177. Cougar – The cougar, also commonly known as the mountain lion, puma, panther, or catamount, is a large felid of the subfamily Felinae native to the Americas. Its range, from the Canadian Yukon to the southern Andes of South America, is the greatest of any large terrestrial mammal in the Western Hemisphere. Generalist species, the cougar is found in most American habitat types. It is the second-heaviest cat in the New World, after the jaguar. Secretive and largely solitary by nature, the cougar is properly considered both nocturnal and crepuscular, although there are daytime sightings. The cougar pursues a wide variety of prey. Primary food sources are ungulates, also livestock. It also hunts species as small as rodents. This cat can also live in open areas. The cougar survives at low population densities. Individual territory sizes depend on terrain, abundance of prey. While large, it is not always the apex predator in its range, yielding to the jaguar, gray wolf, grizzly bear. It mostly avoids people. Fatal attacks on humans have recently been increasing in North America as more people enter their territories.
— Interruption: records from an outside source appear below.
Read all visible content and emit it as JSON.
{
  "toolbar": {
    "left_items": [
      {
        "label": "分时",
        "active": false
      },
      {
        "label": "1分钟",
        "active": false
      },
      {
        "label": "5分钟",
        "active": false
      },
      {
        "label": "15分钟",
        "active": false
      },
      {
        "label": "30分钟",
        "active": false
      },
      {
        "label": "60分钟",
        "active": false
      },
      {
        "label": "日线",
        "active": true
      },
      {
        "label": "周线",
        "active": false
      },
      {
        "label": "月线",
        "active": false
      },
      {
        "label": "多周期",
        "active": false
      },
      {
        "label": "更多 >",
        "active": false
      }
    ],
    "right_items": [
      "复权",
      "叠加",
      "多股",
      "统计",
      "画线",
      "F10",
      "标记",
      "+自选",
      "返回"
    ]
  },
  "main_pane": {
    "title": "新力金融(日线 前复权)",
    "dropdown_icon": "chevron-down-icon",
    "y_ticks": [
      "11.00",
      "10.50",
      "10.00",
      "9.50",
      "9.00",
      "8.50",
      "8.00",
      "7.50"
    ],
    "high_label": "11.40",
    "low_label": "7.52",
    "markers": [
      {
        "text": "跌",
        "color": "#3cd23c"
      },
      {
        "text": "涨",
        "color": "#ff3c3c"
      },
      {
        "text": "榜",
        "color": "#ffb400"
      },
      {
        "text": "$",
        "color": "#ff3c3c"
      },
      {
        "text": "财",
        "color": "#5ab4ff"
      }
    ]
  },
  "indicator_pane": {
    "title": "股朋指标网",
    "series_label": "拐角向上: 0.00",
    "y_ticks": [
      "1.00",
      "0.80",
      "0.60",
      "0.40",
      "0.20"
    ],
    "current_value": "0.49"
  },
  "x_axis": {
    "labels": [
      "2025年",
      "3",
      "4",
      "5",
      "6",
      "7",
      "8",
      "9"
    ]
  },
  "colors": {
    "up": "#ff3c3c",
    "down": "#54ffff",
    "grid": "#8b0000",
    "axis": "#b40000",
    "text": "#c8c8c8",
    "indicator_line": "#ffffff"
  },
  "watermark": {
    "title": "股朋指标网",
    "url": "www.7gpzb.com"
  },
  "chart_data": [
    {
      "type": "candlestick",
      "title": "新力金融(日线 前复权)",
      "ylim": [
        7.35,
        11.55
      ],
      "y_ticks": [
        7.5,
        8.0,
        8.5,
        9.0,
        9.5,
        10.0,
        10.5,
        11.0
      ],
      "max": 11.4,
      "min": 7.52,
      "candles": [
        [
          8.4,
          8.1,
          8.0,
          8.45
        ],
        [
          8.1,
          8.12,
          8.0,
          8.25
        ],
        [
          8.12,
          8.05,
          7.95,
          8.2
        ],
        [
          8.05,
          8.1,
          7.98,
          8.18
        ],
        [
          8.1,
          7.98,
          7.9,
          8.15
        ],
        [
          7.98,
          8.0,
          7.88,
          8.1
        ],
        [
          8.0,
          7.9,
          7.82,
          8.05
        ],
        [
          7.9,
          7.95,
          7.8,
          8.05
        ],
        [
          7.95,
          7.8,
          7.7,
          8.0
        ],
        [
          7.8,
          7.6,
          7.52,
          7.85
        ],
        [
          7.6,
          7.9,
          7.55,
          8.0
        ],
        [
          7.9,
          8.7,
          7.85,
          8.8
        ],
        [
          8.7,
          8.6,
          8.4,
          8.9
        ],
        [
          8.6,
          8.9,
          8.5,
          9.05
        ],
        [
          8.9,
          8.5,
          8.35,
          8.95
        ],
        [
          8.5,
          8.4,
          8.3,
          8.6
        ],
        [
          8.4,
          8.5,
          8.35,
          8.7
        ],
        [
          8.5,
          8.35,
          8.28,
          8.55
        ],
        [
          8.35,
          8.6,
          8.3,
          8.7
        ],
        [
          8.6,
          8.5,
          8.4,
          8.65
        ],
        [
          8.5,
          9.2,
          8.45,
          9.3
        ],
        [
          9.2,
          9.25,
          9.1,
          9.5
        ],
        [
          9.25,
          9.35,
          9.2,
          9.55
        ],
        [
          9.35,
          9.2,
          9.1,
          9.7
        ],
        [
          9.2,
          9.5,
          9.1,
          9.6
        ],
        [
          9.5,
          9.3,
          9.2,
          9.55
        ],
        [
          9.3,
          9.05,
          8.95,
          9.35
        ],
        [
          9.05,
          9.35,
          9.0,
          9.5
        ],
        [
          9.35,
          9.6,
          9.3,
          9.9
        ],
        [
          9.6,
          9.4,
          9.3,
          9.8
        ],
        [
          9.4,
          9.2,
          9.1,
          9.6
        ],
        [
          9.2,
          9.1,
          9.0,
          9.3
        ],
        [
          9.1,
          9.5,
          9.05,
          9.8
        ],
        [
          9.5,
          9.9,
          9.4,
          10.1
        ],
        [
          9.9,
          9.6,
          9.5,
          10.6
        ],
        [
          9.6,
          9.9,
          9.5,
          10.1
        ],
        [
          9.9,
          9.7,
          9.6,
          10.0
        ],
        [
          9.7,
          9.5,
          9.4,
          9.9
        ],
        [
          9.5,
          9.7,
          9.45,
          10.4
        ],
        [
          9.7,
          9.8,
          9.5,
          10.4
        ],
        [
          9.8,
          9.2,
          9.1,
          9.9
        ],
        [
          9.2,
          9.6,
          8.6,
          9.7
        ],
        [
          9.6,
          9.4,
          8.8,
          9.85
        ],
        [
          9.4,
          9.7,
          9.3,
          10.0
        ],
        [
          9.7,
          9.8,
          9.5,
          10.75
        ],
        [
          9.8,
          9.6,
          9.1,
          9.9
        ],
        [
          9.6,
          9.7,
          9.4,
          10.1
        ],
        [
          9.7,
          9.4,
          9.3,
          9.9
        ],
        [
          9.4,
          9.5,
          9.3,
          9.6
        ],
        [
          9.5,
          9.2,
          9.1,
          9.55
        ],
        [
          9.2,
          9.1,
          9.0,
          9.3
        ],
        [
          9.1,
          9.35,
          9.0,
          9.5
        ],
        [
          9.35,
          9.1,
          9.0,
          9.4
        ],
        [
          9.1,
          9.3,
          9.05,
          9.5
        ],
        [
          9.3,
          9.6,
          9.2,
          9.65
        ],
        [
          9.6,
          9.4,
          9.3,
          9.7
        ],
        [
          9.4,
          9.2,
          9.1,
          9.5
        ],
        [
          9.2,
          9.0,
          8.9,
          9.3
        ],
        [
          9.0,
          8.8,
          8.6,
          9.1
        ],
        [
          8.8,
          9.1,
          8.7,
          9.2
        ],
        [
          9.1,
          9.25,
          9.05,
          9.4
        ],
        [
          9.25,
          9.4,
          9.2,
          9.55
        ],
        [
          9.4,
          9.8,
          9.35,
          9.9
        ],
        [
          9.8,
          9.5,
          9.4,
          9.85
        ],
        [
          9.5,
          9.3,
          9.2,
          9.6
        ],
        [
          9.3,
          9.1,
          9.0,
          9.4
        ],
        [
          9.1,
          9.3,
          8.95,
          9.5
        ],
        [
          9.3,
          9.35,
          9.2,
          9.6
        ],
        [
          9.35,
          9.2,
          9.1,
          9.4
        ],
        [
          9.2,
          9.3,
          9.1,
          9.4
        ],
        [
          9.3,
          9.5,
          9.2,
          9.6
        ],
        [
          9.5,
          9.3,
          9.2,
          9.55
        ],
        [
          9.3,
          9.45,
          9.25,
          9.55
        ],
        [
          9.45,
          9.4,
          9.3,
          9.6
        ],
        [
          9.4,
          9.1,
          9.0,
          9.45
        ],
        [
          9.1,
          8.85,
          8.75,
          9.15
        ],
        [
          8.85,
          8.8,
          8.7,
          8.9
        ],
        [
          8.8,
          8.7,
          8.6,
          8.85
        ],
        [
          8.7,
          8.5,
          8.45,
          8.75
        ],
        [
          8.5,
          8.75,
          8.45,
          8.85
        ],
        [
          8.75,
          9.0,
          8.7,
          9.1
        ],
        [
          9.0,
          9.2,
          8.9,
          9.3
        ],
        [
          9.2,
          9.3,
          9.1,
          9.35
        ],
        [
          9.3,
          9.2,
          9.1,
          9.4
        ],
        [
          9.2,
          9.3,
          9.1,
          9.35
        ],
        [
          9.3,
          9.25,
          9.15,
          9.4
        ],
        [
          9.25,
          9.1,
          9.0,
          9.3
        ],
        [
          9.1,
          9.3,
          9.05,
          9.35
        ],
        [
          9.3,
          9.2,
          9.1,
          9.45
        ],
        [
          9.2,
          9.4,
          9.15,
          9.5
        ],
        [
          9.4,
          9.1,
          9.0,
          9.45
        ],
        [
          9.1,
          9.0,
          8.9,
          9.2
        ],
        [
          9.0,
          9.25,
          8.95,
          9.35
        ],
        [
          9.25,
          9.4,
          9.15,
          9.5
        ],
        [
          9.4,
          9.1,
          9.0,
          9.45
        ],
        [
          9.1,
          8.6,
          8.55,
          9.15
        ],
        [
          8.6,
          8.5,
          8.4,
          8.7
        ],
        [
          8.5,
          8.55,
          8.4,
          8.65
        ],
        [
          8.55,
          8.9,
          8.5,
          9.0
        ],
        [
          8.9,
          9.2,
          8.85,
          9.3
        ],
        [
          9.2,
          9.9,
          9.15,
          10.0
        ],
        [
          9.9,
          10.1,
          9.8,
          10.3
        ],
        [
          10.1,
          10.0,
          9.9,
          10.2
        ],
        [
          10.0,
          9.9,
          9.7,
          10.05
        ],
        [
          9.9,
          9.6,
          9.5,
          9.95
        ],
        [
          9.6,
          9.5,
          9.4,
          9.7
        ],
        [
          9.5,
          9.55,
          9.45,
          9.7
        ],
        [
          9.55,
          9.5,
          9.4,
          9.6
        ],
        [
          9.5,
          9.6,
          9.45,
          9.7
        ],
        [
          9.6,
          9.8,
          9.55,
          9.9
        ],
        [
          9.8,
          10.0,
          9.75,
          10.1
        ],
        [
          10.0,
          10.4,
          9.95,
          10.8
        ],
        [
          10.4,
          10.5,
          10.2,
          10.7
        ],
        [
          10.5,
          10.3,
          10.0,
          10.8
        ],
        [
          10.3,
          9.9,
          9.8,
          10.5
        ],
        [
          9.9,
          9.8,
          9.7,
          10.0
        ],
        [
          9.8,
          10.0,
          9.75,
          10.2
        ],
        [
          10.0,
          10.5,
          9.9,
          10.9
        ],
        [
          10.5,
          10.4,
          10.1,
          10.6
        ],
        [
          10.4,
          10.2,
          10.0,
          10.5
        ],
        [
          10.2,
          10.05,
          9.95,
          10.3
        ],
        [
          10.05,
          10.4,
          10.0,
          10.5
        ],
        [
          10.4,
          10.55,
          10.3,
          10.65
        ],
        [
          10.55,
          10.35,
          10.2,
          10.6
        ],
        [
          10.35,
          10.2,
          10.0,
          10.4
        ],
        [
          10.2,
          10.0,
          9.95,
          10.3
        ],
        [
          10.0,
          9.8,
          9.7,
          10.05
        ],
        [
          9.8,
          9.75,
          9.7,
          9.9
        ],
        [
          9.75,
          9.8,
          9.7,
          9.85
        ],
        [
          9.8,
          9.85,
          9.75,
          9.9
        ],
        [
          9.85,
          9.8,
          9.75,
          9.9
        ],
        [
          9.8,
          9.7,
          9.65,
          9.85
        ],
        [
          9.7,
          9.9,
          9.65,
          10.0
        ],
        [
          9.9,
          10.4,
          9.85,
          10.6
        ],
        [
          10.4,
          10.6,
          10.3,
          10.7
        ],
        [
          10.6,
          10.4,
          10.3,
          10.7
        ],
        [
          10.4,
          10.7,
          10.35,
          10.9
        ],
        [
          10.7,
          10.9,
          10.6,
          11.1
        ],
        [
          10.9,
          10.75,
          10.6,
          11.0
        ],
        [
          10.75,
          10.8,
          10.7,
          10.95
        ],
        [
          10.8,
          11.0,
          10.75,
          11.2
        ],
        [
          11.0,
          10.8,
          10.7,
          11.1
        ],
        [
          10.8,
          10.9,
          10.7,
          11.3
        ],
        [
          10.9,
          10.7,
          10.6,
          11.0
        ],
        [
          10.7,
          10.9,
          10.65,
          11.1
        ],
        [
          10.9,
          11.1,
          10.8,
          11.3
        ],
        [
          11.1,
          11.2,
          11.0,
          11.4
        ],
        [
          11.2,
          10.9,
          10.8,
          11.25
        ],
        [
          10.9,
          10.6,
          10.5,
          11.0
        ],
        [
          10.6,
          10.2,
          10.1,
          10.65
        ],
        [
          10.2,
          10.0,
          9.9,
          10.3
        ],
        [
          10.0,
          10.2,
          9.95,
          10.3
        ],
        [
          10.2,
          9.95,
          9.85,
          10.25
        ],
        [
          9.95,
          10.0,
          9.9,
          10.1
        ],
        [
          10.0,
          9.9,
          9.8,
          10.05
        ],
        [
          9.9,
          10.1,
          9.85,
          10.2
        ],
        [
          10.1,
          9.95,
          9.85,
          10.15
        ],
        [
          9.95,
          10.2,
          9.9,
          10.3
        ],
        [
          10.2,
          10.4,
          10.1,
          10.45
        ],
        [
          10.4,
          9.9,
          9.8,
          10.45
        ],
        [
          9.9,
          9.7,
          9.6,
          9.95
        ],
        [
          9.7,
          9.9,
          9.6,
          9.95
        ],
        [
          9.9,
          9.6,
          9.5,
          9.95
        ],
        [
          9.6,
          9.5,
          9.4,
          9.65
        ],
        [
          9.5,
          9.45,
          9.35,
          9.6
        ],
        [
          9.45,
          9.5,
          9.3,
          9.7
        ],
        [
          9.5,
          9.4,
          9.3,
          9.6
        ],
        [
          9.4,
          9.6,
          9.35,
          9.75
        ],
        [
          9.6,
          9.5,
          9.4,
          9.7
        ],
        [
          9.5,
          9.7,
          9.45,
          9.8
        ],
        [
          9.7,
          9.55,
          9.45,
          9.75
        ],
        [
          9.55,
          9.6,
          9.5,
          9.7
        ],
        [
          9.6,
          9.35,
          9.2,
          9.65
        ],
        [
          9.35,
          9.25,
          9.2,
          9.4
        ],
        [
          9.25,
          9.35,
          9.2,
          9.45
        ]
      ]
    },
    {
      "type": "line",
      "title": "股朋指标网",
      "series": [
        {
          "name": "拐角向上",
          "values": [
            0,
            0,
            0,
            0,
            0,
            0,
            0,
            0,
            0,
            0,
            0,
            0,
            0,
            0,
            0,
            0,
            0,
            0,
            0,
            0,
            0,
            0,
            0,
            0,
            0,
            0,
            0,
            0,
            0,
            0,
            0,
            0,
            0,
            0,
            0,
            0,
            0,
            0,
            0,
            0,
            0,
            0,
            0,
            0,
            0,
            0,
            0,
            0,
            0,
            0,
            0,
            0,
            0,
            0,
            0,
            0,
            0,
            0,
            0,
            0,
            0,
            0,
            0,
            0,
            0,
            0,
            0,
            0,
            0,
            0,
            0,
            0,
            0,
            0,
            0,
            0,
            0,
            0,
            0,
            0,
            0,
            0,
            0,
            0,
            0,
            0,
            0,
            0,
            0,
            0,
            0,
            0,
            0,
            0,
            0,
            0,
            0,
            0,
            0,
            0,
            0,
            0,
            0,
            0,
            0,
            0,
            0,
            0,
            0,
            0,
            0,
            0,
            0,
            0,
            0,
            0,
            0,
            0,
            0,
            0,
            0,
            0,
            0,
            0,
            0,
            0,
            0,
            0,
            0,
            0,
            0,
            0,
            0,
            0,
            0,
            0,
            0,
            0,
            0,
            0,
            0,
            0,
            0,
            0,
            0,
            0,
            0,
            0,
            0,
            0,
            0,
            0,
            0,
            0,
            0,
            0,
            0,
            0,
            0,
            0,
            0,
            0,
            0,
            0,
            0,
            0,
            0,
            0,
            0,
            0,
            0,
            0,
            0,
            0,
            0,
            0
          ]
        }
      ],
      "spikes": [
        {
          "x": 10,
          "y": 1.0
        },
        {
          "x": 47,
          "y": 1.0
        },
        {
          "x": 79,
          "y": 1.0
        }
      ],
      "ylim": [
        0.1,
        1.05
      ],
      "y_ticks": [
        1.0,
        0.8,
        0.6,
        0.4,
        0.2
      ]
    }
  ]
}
In particular, the cougar was extirpated in eastern North America except for an isolated Florida panther subpopulation.Cougar